- Oliver Parini
- Persian cucumber and radish salad
Gabrielle Shirazipour spoke about the culinary traditions of her husband's family, who were from Syria and Iran. She was making a bean, onion and lamb stew when she received news that her mother-in-law had passed away, which prompted her to tell her grandchildren that this dish they loved was their great-grandmother's recipe. "Now they ask for her food," Shirazipour said. "She lives on in her food."
Barbara Silver echoed that sentiment: "When I'm in the kitchen cooking, if I'm doing something traditional, my head swims with memories. You get this warm feeling: who did it, where they came from and the love they put into it."
Nathan concluded the event by thanking everyone for sharing their stories and encouraging them to keep the traditions alive. "You transmit these recipes, these thoughts and these feelings on to the next generation," she said. "This is what makes your family special at a time when too much is the same."
Bazargan: Bulgur and Tamarind Dip With Nuts
Slightly adapted from King Solomon's Table: A Culinary Exploration of Jewish Cooking From Around the World by Joan Nathan (Knopf, 2017).
In her introduction to this recipe, Joan Nathan writes that bazargan is reminiscent of tabbouleh and uses the same type of parboiled bulgur wheat. At the Ohavi Zedek lunch, the dish proved a big hit and was served more as a grain salad than as a dip. Chef Richard Witting substituted a little apple cider vinegar and sugar for the tamarind concentrate. A summertime bonus: It requires no cooking.
- 1 cup coarse (#2) bulgur
- 2 cups hot water (just boiled or very hot from the tap)
- 1½ tablespoons tamarind concentrate (see note above)
- ½ small red onion, chopped (about 1/3 cup)
- 2 cloves garlic, minced
- Juice of 1 lemon (about 3 tablespoons)
- 2 tablespoons tomato paste
- 2 tablespoons olive oil
- ½ teaspoon Aleppo pepper or cayenne
- ½ teaspoon ground cumin
- 1 teaspoon ground coriander
- ½ teaspoon allspice or cubeb
- ½ teaspoon salt, or to taste
- 1 tablespoon honey, or to taste
- ½ cup chopped and toasted walnuts
- ½ cup toasted pine nuts
- ½ cup toasted pistachios
- 1 cup chopped fresh parsley
- Put the bulgur in a mixing bowl with two cups hot water. Leave for a half hour or until the bulgur has absorbed the water. Drain off any excess water.
- In another large bowl, dissolve the tamarind concentrate in a little warm water — just enough for the concentrate to dissolve. Add the ingredients from red onion to salt and mix well. Stir in the bulgur.
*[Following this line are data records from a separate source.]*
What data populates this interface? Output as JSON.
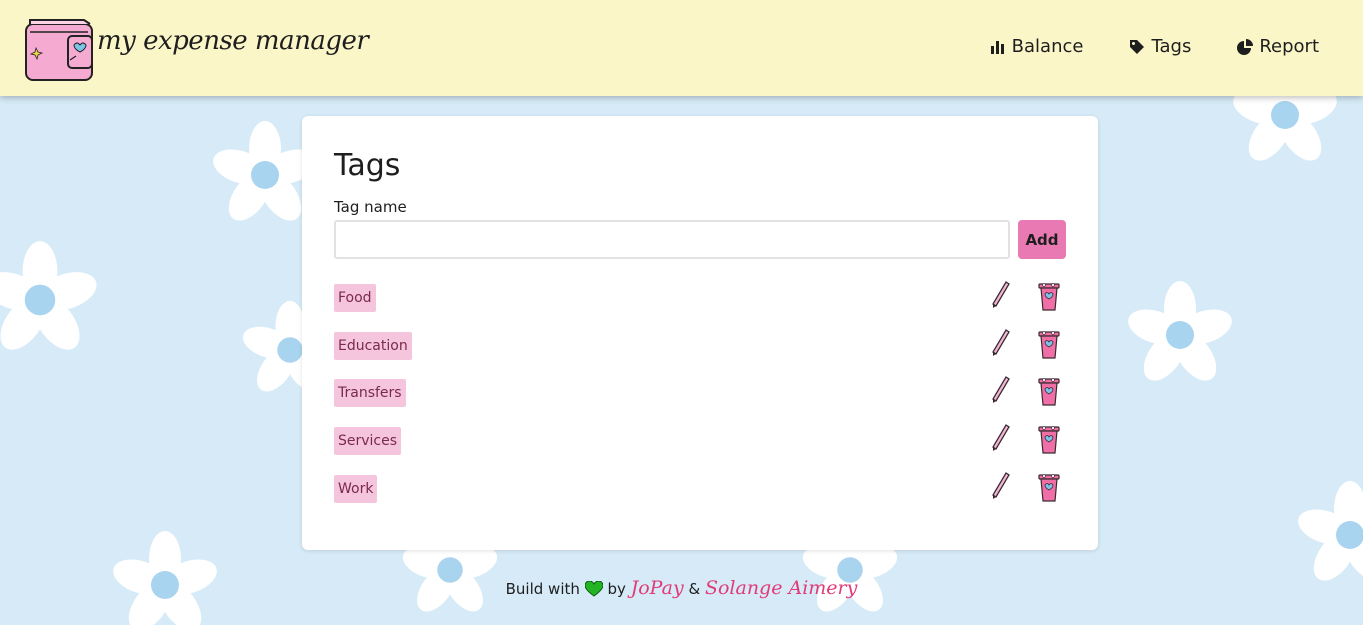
{
  "app": {
    "brand": "my expense manager"
  },
  "nav": [
    {
      "label": "Balance",
      "icon": "bar-chart-icon"
    },
    {
      "label": "Tags",
      "icon": "tag-icon"
    },
    {
      "label": "Report",
      "icon": "pie-chart-icon"
    }
  ],
  "page": {
    "title": "Tags",
    "form": {
      "label": "Tag name",
      "value": "",
      "placeholder": "",
      "add_label": "Add"
    },
    "tags": [
      {
        "name": "Food"
      },
      {
        "name": "Education"
      },
      {
        "name": "Transfers"
      },
      {
        "name": "Services"
      },
      {
        "name": "Work"
      }
    ]
  },
  "footer": {
    "prefix": "Build with",
    "by": "by",
    "author1": "JoPay",
    "amp": "&",
    "author2": "Solange Aimery"
  },
  "colors": {
    "header_bg": "#fbf6c8",
    "page_bg": "#d6ebf7",
    "accent_pink": "#e879b3",
    "tag_bg": "#f5c5de",
    "heart": "#22b422"
  }
}
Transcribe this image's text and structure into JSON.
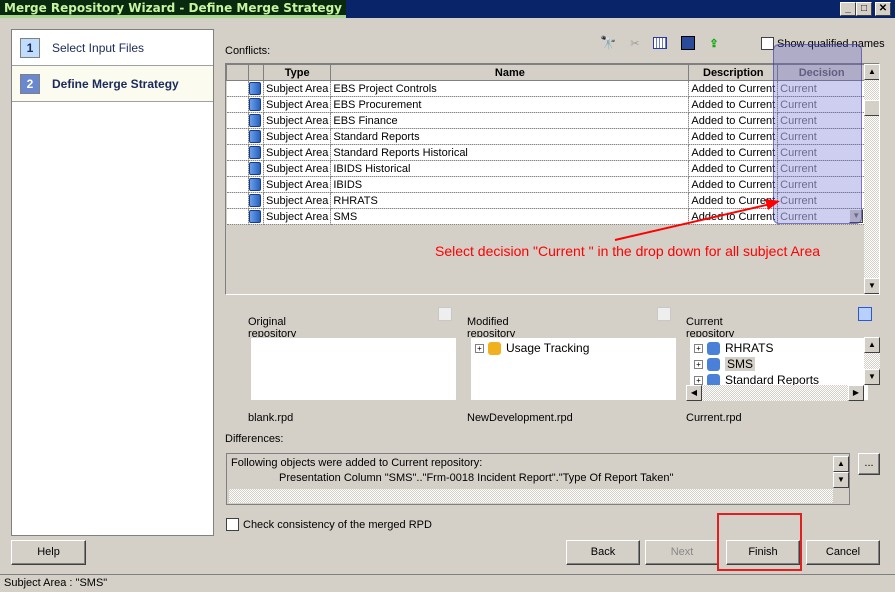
{
  "window": {
    "title": "Merge Repository Wizard - Define Merge Strategy",
    "controls": [
      "_",
      "□",
      "✕"
    ]
  },
  "steps": [
    {
      "num": "1",
      "label": "Select Input Files",
      "active": false
    },
    {
      "num": "2",
      "label": "Define Merge Strategy",
      "active": true
    }
  ],
  "conflicts": {
    "label": "Conflicts:",
    "toolbar": {
      "icons": [
        "binoculars-icon",
        "filter-icon",
        "grid-icon",
        "save-icon",
        "export-icon"
      ],
      "show_qualified_names": "Show qualified names",
      "show_qualified_checked": false
    },
    "columns": [
      "",
      "",
      "Type",
      "Name",
      "Description",
      "Decision"
    ],
    "rows": [
      {
        "type": "Subject Area",
        "name": "EBS Project Controls",
        "description": "Added to Current",
        "decision": "Current"
      },
      {
        "type": "Subject Area",
        "name": "EBS Procurement",
        "description": "Added to Current",
        "decision": "Current"
      },
      {
        "type": "Subject Area",
        "name": "EBS Finance",
        "description": "Added to Current",
        "decision": "Current"
      },
      {
        "type": "Subject Area",
        "name": "Standard Reports",
        "description": "Added to Current",
        "decision": "Current"
      },
      {
        "type": "Subject Area",
        "name": "Standard Reports Historical",
        "description": "Added to Current",
        "decision": "Current"
      },
      {
        "type": "Subject Area",
        "name": "IBIDS Historical",
        "description": "Added to Current",
        "decision": "Current"
      },
      {
        "type": "Subject Area",
        "name": "IBIDS",
        "description": "Added to Current",
        "decision": "Current"
      },
      {
        "type": "Subject Area",
        "name": "RHRATS",
        "description": "Added to Current",
        "decision": "Current"
      },
      {
        "type": "Subject Area",
        "name": "SMS",
        "description": "Added to Current",
        "decision": "Current"
      }
    ]
  },
  "annotation": {
    "text": "Select decision \"Current \" in the drop down for all subject Area",
    "color": "#ff0000"
  },
  "repositories": {
    "original": {
      "label": "Original repository",
      "file": "blank.rpd",
      "items": []
    },
    "modified": {
      "label": "Modified repository",
      "file": "NewDevelopment.rpd",
      "items": [
        "Usage Tracking"
      ]
    },
    "current": {
      "label": "Current repository",
      "file": "Current.rpd",
      "items": [
        "RHRATS",
        "SMS",
        "Standard Reports"
      ],
      "selected": "SMS"
    }
  },
  "differences": {
    "label": "Differences:",
    "line1": "Following objects were added to Current repository:",
    "line2": "Presentation Column \"SMS\"..\"Frm-0018 Incident Report\".\"Type Of Report Taken\"",
    "more_button": "..."
  },
  "check_consistency": {
    "label": "Check consistency of the merged RPD",
    "checked": false
  },
  "buttons": {
    "help": "Help",
    "back": "Back",
    "next": "Next",
    "finish": "Finish",
    "cancel": "Cancel"
  },
  "status": "Subject Area : \"SMS\""
}
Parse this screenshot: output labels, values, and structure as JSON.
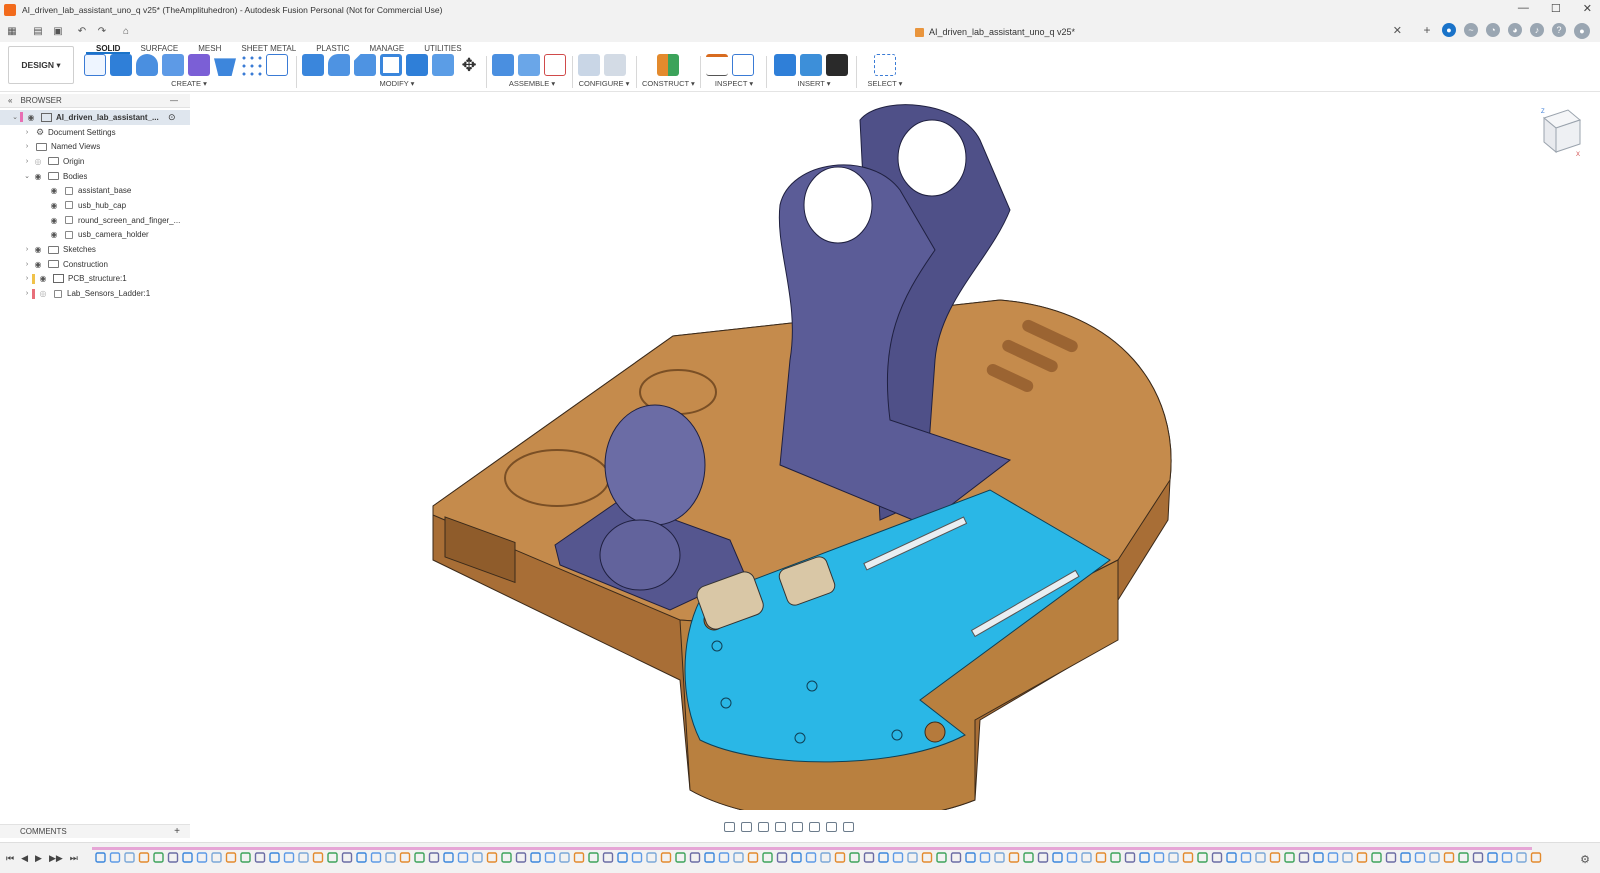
{
  "window": {
    "title": "AI_driven_lab_assistant_uno_q v25* (TheAmplituhedron) - Autodesk Fusion Personal (Not for Commercial Use)",
    "controls": [
      "—",
      "☐",
      "✕"
    ]
  },
  "tabbar": {
    "document_tab": "AI_driven_lab_assistant_uno_q v25*",
    "close": "✕"
  },
  "toolbar": {
    "workspace": "DESIGN ▾",
    "tabs": [
      "SOLID",
      "SURFACE",
      "MESH",
      "SHEET METAL",
      "PLASTIC",
      "MANAGE",
      "UTILITIES"
    ],
    "groups": {
      "create": "CREATE ▾",
      "modify": "MODIFY ▾",
      "assemble": "ASSEMBLE ▾",
      "configure": "CONFIGURE ▾",
      "construct": "CONSTRUCT ▾",
      "inspect": "INSPECT ▾",
      "insert": "INSERT ▾",
      "select": "SELECT ▾"
    }
  },
  "browser": {
    "title": "BROWSER",
    "root": "AI_driven_lab_assistant_...",
    "items": {
      "document_settings": "Document Settings",
      "named_views": "Named Views",
      "origin": "Origin",
      "bodies": "Bodies",
      "body_1": "assistant_base",
      "body_2": "usb_hub_cap",
      "body_3": "round_screen_and_finger_...",
      "body_4": "usb_camera_holder",
      "sketches": "Sketches",
      "construction": "Construction",
      "pcb": "PCB_structure:1",
      "lab_sensors": "Lab_Sensors_Ladder:1"
    }
  },
  "comments": {
    "title": "COMMENTS",
    "plus": "+"
  },
  "colors": {
    "base_brown": "#b67a3e",
    "base_top": "#c58b4c",
    "holder_purple": "#5b5c97",
    "pcb_blue": "#2ab7e6",
    "accent": "#1a73c9"
  },
  "timeline": {
    "controls": [
      "⏮",
      "◀",
      "▶",
      "▶▶",
      "⏭"
    ]
  }
}
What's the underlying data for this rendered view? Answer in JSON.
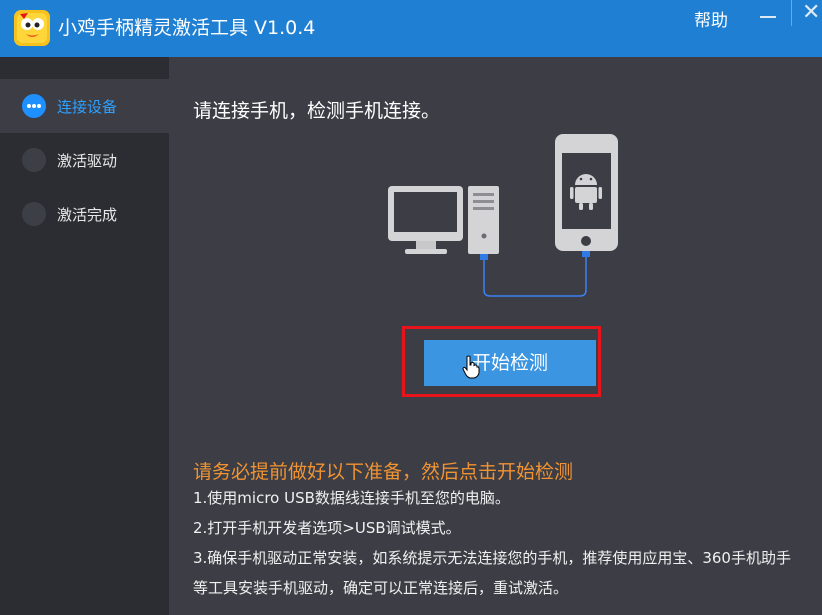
{
  "window": {
    "title": "小鸡手柄精灵激活工具 V1.0.4",
    "help_label": "帮助",
    "close_glyph": "✕"
  },
  "sidebar": {
    "steps": [
      {
        "label": "连接设备",
        "active": true
      },
      {
        "label": "激活驱动",
        "active": false
      },
      {
        "label": "激活完成",
        "active": false
      }
    ]
  },
  "main": {
    "title": "请连接手机，检测手机连接。",
    "start_button": "开始检测",
    "notice_title": "请务必提前做好以下准备，然后点击开始检测",
    "notes": [
      "1.使用micro USB数据线连接手机至您的电脑。",
      "2.打开手机开发者选项>USB调试模式。",
      "3.确保手机驱动正常安装，如系统提示无法连接您的手机，推荐使用应用宝、360手机助手",
      "  等工具安装手机驱动，确定可以正常连接后，重试激活。"
    ]
  },
  "colors": {
    "titlebar": "#1f7fd3",
    "sidebar": "#2c2d33",
    "content": "#3c3d45",
    "active_step": "#2ea0ff",
    "button": "#3b95e0",
    "highlight": "#e8141c",
    "notice": "#f09332",
    "cable": "#3b82f6"
  },
  "icons": [
    "app-logo-icon",
    "minimize-icon",
    "close-icon",
    "computer-icon",
    "android-phone-icon",
    "usb-cable-icon",
    "hand-cursor-icon"
  ]
}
Taste and add a little honey if too tart.
If you like, you can make this a day in advance.
- Just before serving, stir in the nuts and the parsley. Serve as a dip with crackers or endive or radicchio leaves, or as a salad. Yields about 4 cups.